5 things we learned from the Orlando Magic’s FIBA World Cup run

Franz Wagner and Germany won the FIBA World Cup. Now we wonder what Wagner will bring home to the Orlando Magic. (Photo by Yong Teck Lim/Getty Images)
Franz Wagner and Germany won the FIBA World Cup. Now we wonder what Wagner will bring home to the Orlando Magic. (Photo by Yong Teck Lim/Getty Images) /
2 of 6
Franz Wagner, Germany
Franz Wagner had a well-rounded game. But his fourth-quarter injury is the only thing that matters now. (Photo by Yuichi YAMAZAKI / AFP) (Photo by YUICHI YAMAZAKI/AFP via Getty Images) /

5 things we learned from Orlando Magic’s FIBA World Cup

The Next Franz Wagner Leap

The place to start is at the top. And for the second straight year, we are leaving the summer of FIBA basketball believing Franz Wagner is on the cusp of stardom.

There are just so many things Wagner does that just seem to fit perfectly into whatever a team needs him to do. He makes an impact in so many roles. It honestly feels like the only thing missing from Wagner is an understanding of how to do even more.

Wagner missed a good chunk of time in this tournament because he sprained his ankle in the fourth quarter of the first game. But he did return for the quarterfinal matchup against Latvia and then shined in Germany’s big win over the United States.

He averaged 16.8 points per game in his four appearances, shooting 21 of 49 (42.9 percent). It was not his finest or most efficient shooting performance. Certainly not what Magic fans have come to expect from him.

But Wagner was plenty willing to attack and try to score around the basket. And he still got his production in.

Wagner showed growth in a lot of areas we have called for him to improve on.

Wagner averaged 5.5 free throw attempts per game, making 19 of 22 in his four games. That is a full free throw per game more than he averaged last year.

Along with his uncharacteristically poor 6-for-24 performance from beyond the arc, Wagner was not overly efficient. But he still posted a 57.1 percent true shooting percentage (he was at 58.9 percent true shooting percentage last year). Wagner proved he could still be effective and make things happen when he was not even shooting particularly well.

And that only adds to the other areas he contributed.

Wagner averaged 6.5 rebounds per game during the tournament after averaging 4.1 per game last year. He also had 3.0 assists per game (compared to 3.5 per game during the regular season last year).

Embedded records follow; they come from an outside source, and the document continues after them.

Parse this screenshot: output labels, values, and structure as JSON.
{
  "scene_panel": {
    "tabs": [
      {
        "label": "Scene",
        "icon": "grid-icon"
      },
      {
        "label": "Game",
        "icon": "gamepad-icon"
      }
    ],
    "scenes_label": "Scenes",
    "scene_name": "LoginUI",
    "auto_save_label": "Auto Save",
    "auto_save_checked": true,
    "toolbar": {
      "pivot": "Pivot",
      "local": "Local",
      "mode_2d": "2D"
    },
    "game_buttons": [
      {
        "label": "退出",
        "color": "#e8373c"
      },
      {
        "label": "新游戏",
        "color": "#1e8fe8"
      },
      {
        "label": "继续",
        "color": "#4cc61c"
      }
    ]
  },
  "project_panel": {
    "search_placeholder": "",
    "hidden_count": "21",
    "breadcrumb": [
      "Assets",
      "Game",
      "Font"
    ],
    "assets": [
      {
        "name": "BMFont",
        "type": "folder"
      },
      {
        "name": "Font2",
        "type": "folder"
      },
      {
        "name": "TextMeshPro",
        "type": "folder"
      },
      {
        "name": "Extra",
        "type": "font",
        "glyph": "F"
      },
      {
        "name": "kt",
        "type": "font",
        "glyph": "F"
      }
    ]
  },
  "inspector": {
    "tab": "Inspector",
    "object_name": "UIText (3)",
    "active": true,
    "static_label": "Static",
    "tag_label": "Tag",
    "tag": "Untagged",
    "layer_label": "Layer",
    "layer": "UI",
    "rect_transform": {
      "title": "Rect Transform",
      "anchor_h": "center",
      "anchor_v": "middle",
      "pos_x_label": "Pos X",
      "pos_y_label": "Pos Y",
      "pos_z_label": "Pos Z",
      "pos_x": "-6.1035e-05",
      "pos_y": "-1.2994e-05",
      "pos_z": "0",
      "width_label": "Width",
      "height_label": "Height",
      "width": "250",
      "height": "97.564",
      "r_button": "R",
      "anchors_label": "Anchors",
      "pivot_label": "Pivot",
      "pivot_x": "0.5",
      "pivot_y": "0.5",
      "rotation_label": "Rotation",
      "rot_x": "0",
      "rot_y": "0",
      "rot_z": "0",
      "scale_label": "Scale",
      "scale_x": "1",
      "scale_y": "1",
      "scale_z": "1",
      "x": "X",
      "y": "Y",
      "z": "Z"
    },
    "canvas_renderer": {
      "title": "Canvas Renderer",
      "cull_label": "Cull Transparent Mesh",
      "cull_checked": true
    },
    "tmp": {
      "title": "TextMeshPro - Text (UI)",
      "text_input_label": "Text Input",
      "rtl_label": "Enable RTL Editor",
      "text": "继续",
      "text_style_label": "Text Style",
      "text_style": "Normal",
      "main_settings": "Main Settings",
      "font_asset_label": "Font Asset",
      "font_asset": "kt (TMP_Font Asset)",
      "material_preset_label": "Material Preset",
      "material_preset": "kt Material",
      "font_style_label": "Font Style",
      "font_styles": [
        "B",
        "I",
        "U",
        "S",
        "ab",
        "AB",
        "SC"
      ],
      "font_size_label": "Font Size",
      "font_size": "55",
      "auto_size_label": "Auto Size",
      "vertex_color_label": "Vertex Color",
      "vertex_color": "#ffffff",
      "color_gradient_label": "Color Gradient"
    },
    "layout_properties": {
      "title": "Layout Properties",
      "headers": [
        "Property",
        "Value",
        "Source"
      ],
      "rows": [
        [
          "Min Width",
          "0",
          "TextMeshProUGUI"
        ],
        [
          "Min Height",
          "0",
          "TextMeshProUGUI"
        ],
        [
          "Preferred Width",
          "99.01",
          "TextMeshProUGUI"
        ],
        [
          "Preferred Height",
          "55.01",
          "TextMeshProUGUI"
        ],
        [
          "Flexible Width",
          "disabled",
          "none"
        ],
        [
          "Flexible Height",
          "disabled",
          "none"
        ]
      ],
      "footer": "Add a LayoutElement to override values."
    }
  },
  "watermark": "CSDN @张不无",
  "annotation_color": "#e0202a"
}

This goes on top of Wagner’s overall defense and his ability to fill in and move the ball and make good decisions with the ball. It was good to see him try to force some action and look for his own shot on more occasions during this tournament. That is something he can easily scale back once he returns with the Magic.

This is all to say, there are clearly paths for Wagner to continue getting better. He stood out once again for Germany in international competition. And his ascendance and potential are becoming increasingly undeniable.

Wagner is going to be better in his third year. It might not look exactly how we imagine. But he is just too good at this point to ignore.